While a two-day delay is unlikely to make much impact on the film’s success, it’s practically begging to inspire conspiracy theories. Remember, the DCEU franchise inspired the recent debate about Rotten Tomatoes allegedly “destroying” Hollywood. Director and Batman v Superman financier Brett Ratner described the site as “the worst thing that we have in today’s movie culture,” claiming that Batman v Superman‘s Tomatometer score “put a cloud over a movie that was incredibly successful.” (Just as a side note, it’s bold of Ratner to label anything as “the worst,” given the recent allegations about his personal conduct.)
The DCEU has a uniquely intense relationship with Rotten Tomatoes and film criticism in general. Transformers fans don’t care about the franchise’s terrible Tomatometer scores, and I don’t recall anyone getting mad about X-Men: Apocalypse earning a “rotten” rating. But certain DC fans are unusually defensive; infamous for arguing against negative reviews and Tomatometer scores.
On social media, theories already range from “Rotten Tomatoes wants to hurt Zach Snyder by hiding positive reviews,” to “Warner Bros. intentionally caused the delay to hide negative reviews.” Yet another example of a strange trend in superhero movie fandom. The DCEU is a commercial product that generally gets poor reviews (Wonder Woman aside), but many fans see those reviews as evidence of bias or a conspiracy, rather than a problem with the product itself.
H/T to Screenrant
Gavia Baker-Whitelaw is a staff writer at the Daily Dot, covering geek culture and fandom. Specializing in sci-fi movies and superheroes, she also appears as a film and TV critic on BBC radio.

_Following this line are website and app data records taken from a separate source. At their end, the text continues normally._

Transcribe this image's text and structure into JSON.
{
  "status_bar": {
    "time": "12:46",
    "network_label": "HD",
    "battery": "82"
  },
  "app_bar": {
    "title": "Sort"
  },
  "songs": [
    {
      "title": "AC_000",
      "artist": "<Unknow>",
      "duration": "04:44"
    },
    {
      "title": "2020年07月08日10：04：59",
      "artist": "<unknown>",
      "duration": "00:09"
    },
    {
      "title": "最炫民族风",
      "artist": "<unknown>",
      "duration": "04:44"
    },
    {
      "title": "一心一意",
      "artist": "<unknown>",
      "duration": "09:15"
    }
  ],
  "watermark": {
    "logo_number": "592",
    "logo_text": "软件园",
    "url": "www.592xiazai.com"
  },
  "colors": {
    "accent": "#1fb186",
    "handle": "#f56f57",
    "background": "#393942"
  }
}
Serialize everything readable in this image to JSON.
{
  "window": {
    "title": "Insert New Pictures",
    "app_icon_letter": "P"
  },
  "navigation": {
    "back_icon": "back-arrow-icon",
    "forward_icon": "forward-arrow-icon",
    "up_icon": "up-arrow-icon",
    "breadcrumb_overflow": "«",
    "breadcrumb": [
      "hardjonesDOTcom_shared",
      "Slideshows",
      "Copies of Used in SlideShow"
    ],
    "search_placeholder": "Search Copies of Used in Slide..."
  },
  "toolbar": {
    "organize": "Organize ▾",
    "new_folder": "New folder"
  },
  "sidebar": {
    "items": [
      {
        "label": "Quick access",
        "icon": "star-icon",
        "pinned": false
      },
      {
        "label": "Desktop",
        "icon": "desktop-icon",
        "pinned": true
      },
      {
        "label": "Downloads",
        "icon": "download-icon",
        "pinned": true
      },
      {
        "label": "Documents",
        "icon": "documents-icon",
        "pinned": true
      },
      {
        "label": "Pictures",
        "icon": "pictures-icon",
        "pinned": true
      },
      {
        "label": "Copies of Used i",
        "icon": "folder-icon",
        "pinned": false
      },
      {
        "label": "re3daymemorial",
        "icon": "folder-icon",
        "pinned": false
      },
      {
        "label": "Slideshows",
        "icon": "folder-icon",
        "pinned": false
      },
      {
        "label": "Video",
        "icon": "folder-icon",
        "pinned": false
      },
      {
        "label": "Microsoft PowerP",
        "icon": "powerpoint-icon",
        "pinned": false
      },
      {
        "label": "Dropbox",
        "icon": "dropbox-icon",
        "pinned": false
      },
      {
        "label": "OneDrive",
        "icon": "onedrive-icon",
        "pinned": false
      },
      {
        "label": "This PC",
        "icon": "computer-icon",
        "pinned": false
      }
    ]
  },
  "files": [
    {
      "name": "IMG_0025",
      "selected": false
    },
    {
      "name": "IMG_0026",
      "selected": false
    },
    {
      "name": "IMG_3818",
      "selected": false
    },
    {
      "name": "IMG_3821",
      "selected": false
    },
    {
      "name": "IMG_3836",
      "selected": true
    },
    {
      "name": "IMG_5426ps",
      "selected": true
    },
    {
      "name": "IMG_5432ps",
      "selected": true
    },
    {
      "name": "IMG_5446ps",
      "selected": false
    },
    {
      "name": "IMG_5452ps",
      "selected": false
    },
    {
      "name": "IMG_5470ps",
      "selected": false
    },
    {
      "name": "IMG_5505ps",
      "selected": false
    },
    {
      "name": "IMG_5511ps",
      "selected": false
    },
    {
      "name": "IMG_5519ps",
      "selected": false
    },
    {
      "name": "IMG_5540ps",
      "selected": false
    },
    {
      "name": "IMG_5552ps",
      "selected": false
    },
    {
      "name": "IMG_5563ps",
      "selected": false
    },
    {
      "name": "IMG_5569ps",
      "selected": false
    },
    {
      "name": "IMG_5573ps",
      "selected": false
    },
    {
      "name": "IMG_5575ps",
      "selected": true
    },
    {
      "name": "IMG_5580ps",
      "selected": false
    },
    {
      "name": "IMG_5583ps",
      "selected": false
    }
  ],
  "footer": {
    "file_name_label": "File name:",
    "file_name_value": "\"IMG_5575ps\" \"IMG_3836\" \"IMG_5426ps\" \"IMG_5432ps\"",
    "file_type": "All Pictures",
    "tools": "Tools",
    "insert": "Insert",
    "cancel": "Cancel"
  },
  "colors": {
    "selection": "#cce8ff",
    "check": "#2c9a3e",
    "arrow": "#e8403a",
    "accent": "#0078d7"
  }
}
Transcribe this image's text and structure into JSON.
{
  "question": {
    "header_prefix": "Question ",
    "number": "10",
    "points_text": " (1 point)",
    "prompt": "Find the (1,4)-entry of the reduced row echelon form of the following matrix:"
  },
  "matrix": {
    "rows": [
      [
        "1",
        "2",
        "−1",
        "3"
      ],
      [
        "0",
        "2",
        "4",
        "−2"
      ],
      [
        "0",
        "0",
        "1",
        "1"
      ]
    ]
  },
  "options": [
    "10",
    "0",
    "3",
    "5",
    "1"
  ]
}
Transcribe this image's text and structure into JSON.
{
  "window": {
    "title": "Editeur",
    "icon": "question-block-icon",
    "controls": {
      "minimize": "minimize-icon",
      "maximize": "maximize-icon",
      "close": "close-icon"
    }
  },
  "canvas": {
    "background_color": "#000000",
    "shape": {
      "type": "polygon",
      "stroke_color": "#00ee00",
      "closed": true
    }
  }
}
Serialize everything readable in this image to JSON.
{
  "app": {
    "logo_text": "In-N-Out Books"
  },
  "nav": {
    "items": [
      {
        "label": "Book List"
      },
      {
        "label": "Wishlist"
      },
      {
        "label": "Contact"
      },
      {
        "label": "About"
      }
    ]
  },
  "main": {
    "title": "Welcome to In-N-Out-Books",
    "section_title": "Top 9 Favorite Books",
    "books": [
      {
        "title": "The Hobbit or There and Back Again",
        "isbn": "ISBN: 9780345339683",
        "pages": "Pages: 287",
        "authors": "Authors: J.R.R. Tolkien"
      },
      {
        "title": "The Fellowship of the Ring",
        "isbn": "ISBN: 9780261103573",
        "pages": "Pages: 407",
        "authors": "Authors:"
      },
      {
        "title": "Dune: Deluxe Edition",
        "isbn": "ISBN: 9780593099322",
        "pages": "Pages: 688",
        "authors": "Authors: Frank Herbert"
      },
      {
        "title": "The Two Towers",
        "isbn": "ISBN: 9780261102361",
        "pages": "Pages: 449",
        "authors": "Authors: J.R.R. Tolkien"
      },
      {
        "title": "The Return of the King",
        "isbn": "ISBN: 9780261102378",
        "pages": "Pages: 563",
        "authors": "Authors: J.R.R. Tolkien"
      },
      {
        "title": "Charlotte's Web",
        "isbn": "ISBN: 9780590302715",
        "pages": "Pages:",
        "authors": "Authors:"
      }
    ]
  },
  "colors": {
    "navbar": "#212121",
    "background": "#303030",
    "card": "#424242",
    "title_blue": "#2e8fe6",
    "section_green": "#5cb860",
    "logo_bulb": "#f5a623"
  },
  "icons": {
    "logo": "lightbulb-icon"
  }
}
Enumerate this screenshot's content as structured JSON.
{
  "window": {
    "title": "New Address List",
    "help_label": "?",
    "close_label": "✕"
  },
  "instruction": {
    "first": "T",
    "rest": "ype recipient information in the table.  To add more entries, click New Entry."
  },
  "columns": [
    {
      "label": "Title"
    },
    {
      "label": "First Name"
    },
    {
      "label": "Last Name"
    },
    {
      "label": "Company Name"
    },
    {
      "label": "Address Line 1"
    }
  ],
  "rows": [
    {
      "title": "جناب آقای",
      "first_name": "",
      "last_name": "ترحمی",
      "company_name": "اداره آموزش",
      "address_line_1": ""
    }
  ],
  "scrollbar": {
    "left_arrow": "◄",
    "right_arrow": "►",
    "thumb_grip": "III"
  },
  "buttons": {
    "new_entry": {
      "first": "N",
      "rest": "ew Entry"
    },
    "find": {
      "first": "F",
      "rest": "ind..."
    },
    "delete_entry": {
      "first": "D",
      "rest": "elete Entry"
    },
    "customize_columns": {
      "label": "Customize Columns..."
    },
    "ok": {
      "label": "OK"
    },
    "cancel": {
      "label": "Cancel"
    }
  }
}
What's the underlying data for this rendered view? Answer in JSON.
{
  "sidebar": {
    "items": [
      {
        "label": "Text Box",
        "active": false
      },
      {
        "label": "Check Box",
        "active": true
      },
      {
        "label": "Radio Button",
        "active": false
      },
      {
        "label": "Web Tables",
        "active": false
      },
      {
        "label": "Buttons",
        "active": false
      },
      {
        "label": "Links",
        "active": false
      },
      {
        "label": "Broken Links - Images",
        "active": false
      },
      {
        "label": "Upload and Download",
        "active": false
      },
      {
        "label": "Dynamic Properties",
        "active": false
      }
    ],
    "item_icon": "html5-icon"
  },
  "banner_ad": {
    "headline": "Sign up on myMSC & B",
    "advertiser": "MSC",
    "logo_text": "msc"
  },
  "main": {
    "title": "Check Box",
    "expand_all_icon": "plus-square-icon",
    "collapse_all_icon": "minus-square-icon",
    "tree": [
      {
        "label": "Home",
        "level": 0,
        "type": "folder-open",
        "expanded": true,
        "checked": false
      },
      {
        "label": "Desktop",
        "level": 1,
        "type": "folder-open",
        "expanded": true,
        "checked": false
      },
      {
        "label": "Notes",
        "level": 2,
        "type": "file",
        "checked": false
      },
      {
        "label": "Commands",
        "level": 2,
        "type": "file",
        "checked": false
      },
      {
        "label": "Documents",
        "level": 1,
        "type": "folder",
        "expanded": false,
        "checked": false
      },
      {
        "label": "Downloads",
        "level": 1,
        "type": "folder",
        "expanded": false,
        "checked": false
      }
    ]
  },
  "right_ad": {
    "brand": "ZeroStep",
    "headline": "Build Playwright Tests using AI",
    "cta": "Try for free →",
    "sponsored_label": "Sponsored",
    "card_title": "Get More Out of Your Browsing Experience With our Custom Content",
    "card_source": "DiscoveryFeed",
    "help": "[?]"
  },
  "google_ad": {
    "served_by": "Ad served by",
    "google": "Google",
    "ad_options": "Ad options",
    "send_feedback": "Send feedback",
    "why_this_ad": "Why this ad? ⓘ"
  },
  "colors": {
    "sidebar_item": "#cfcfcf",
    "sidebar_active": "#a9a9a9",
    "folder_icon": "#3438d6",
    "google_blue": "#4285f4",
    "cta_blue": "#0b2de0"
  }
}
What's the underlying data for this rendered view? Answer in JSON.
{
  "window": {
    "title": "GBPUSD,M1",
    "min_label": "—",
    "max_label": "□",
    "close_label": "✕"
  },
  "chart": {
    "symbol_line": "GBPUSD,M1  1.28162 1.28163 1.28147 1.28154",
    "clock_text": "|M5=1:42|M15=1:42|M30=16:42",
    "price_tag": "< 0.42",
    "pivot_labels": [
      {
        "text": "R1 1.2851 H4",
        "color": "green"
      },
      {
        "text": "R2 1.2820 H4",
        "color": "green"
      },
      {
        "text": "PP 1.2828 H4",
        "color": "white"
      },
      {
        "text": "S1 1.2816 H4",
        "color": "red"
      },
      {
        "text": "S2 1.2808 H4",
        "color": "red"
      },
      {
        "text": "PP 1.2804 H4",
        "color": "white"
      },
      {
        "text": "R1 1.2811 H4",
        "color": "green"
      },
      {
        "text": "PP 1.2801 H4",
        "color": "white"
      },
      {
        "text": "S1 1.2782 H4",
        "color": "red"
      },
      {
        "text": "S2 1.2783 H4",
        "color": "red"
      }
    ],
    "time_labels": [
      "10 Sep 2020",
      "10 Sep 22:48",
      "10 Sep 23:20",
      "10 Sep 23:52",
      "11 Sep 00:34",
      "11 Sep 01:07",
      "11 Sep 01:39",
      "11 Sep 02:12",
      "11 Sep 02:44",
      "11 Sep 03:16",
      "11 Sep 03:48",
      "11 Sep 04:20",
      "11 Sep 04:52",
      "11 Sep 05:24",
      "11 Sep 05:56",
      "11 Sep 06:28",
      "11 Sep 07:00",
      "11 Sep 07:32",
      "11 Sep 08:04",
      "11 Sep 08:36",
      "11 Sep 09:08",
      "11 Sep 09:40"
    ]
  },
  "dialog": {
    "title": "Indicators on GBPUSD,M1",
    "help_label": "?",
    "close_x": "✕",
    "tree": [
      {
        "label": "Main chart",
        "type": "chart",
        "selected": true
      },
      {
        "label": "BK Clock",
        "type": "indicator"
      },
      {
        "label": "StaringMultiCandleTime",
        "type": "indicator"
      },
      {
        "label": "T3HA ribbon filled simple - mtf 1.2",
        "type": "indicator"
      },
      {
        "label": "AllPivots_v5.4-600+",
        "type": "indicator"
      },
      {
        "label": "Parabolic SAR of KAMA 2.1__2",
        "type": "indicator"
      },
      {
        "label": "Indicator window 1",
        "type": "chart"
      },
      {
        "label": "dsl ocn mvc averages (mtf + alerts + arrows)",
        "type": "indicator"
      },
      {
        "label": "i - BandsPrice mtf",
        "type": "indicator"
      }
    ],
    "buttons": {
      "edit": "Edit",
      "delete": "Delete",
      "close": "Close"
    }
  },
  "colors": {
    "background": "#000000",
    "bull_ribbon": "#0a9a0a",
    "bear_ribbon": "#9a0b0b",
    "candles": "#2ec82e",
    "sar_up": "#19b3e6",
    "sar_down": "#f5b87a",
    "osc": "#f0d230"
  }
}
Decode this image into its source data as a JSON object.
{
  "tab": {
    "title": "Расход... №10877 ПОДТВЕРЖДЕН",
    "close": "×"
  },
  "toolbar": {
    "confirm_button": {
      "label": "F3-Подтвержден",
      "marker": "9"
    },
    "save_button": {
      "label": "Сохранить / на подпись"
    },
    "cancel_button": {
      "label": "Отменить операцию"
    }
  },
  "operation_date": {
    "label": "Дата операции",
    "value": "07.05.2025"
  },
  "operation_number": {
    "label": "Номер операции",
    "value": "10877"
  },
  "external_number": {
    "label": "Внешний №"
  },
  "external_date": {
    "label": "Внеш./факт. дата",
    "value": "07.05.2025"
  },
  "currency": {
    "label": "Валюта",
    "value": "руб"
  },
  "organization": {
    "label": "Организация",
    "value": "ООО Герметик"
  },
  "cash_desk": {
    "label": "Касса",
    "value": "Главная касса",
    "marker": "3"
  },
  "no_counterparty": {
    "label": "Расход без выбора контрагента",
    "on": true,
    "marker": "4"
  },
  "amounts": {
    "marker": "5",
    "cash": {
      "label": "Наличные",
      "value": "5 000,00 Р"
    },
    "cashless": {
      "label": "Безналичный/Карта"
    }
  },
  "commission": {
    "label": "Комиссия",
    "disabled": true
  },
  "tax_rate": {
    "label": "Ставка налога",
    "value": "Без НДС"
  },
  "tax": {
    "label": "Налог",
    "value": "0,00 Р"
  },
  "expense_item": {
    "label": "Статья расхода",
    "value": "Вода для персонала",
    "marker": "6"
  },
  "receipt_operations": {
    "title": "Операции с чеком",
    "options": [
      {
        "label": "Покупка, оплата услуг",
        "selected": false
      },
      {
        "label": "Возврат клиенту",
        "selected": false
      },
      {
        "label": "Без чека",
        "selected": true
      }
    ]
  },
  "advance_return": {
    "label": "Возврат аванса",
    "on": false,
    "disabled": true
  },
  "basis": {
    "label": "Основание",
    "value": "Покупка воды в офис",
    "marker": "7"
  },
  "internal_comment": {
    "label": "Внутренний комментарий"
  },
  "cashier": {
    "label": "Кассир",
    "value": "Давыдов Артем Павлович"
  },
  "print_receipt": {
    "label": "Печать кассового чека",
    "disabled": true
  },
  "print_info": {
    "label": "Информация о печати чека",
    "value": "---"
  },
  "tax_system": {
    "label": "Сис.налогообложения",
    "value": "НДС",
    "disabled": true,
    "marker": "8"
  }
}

Elsewhere, she co-hosts the pop culture podcast Overinvested. Follow her on Twitter: @Hello_Tailor